And for many, Alemán doesn’t fit into that equation.
“Right now there is an urgency for unification, and the candidacy of Alemán divides, creates conflict and confrontation,” Tünnerman said.
“It is time to ask Alemán to decline his aspirations for the presidency,” he added. “He already had his historic chance as president of this country. And he didn’t take advantage of that moment to leave his mark on history; in fact, he didn’t leave a very good image.”
‘First, We Need a Plan’
Movement for Nicaragua says the first step towards reclaiming democracy in Nicaragua is to ensure that credible and honest magistrates are elected to the Supreme Electoral Council (CSE), and that the current cast of authorities are ousted.
“First, we need to guarantee that we are going to have a CSE that is going to count votes in a transparent and honest manner,” Tünnerman said. “If we don’t have that, if we have a CSE that is made up of the same magistrates or clones picked by Ortega, it won’t matter if we have a candidate of the quality of don Fabio, because there will be no guarantee of a free election; we will just repeat the electoral fraud of November 2008.”
Other civil society groups are also warning of a repeat performance of the 2008 municipal elections, in which the CSE is accused of rigging the votes and stealing victories for Sandinista candidates in more than 40 municipalities.
“We are totally convinced that they are hatching a new electoral fraud for 2011, an even larger-scale fraud than the one committed in the 2008 municipal elections,” reads the joint declaration from the Patriotic Alliance and the Democratic Coalition.
Movement for Nicaragua said it is planning massive mobilizations of citizens “in the coming days” to pressure lawmakers to elect the 25 magistrates and judges to replace those whose terms have expired in the CSE, the Comptroller General’s Office, the Supreme Court and the Ombudsman’s Office. Representatives of civil society are demanding that the opposition parties stick to their agreement (known as Metrocentro II) to not reelect any of the current electoral magistrates – all of whom the Sandinistas want to keep in place.
After new electoral magistrates are elected, Movement for Nicaragua said it will consult with other civic and political groups to develop a government program to unify the opposition. If Gadea agrees to represent that program, the civil society groups say they will back his candidacy.

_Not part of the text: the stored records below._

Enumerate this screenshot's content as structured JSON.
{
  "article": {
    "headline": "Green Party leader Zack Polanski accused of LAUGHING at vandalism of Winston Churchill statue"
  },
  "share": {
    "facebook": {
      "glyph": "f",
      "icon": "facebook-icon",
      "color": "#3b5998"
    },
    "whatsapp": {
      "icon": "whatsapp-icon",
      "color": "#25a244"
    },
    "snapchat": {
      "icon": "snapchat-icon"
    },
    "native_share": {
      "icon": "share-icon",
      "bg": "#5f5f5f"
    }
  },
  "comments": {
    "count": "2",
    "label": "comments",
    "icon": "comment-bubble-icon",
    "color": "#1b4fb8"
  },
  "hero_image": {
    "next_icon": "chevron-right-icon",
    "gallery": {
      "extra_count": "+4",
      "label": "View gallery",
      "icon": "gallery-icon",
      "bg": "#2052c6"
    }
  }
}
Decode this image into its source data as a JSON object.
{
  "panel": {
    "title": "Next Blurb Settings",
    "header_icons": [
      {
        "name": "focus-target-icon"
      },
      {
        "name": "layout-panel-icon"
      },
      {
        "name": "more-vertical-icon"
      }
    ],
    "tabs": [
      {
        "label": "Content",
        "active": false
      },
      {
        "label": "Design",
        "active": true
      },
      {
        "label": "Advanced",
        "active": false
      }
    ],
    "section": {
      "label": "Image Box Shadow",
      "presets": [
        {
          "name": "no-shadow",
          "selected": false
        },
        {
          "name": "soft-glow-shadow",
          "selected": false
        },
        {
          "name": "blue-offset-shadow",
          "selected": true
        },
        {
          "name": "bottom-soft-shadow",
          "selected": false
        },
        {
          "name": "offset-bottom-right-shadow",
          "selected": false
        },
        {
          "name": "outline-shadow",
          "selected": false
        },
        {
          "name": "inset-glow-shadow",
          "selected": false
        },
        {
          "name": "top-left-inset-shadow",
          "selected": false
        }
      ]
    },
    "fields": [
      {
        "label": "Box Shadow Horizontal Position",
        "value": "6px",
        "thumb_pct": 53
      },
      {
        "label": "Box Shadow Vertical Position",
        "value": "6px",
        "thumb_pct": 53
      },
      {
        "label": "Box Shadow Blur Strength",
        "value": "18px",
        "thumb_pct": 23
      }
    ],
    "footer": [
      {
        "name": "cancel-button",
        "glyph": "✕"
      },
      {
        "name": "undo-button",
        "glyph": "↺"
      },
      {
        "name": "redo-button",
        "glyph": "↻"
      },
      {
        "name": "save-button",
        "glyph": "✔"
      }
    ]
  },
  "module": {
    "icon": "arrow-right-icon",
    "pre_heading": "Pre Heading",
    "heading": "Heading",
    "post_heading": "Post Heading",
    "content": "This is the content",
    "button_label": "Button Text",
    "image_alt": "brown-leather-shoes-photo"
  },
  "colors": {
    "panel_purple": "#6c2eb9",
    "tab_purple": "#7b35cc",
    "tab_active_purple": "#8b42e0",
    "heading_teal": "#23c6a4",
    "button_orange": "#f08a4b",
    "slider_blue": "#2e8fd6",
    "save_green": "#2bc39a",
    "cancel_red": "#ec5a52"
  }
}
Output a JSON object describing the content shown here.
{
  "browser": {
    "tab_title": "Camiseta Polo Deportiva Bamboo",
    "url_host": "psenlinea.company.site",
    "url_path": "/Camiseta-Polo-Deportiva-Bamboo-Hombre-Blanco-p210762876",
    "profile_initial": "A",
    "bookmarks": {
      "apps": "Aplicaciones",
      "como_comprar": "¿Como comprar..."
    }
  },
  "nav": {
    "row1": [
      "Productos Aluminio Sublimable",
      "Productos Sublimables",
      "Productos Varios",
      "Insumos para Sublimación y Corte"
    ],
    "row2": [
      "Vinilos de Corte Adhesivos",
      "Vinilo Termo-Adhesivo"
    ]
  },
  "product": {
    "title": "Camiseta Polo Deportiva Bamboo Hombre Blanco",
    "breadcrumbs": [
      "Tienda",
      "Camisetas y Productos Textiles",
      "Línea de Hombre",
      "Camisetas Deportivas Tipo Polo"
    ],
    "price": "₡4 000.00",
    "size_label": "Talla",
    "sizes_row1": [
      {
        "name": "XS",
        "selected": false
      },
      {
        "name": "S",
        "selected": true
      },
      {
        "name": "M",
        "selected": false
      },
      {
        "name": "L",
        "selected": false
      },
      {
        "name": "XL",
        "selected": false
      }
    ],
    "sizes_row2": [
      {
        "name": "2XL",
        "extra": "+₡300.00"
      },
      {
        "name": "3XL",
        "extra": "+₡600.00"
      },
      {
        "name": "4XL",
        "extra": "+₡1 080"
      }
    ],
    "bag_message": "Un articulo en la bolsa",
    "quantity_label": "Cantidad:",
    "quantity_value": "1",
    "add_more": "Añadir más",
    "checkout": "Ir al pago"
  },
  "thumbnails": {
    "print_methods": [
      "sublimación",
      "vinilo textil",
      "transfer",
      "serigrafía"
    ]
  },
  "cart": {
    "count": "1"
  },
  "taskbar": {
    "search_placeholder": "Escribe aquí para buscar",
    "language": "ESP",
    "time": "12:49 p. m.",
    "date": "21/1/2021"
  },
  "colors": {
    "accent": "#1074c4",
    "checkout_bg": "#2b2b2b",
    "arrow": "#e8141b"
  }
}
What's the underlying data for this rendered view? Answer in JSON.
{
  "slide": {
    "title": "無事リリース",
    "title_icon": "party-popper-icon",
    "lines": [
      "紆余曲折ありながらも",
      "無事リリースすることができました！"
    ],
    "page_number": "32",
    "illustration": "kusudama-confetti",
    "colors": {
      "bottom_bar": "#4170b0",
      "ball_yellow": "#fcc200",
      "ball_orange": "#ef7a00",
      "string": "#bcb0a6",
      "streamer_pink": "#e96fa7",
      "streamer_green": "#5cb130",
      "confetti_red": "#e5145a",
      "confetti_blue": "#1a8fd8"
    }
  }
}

But the plan must go before the man, according to Violeta Granera, executive director of Movement for Nicaragua.
“We are not following the logic of caudillismo; we are trying to break from the logic of political parties and political bosses deciding the future of Nicaragua,” she said. “All Nicaraguans should take the lead and say what we want, and the politicians must respond to citizen demands.”
But in order for that to work, people must get involved and reclaim their democracy, Granera stressed.
“The solution isn’t going to fall from heaven; there will be no miracles or saints to fix our problems,” she said. “Only the people can save the people. And we have to unify to do it.”
Next Week: Fabio Gadea discusses his presidential aspirations with The Nica Times.